Problem to work on
Of the entries below, copy only those lines that contain the word "many".

Extracted records
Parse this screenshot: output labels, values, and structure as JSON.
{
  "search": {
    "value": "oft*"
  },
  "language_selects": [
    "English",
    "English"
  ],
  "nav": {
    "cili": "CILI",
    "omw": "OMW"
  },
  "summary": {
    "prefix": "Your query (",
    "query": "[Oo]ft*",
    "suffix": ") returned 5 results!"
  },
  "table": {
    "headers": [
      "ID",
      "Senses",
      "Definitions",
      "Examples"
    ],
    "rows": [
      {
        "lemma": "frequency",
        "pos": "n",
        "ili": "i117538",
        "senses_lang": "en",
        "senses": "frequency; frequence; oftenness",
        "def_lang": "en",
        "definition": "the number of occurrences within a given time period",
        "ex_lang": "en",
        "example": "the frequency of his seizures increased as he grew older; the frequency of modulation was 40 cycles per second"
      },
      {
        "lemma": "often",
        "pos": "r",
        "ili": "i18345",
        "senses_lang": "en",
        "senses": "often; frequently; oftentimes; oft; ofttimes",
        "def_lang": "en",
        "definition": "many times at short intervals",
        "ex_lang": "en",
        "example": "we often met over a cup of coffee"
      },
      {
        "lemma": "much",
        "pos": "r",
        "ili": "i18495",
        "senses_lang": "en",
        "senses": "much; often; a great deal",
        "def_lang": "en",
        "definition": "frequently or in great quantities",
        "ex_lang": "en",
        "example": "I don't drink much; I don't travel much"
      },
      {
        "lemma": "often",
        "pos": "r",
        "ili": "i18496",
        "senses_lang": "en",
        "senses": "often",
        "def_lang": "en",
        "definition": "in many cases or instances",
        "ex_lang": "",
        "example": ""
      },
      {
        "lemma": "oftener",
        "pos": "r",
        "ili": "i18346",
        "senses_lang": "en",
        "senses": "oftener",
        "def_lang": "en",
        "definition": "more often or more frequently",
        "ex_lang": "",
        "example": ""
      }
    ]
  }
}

Written response
        "definition": "many times at short intervals",
        "definition": "in many cases or instances",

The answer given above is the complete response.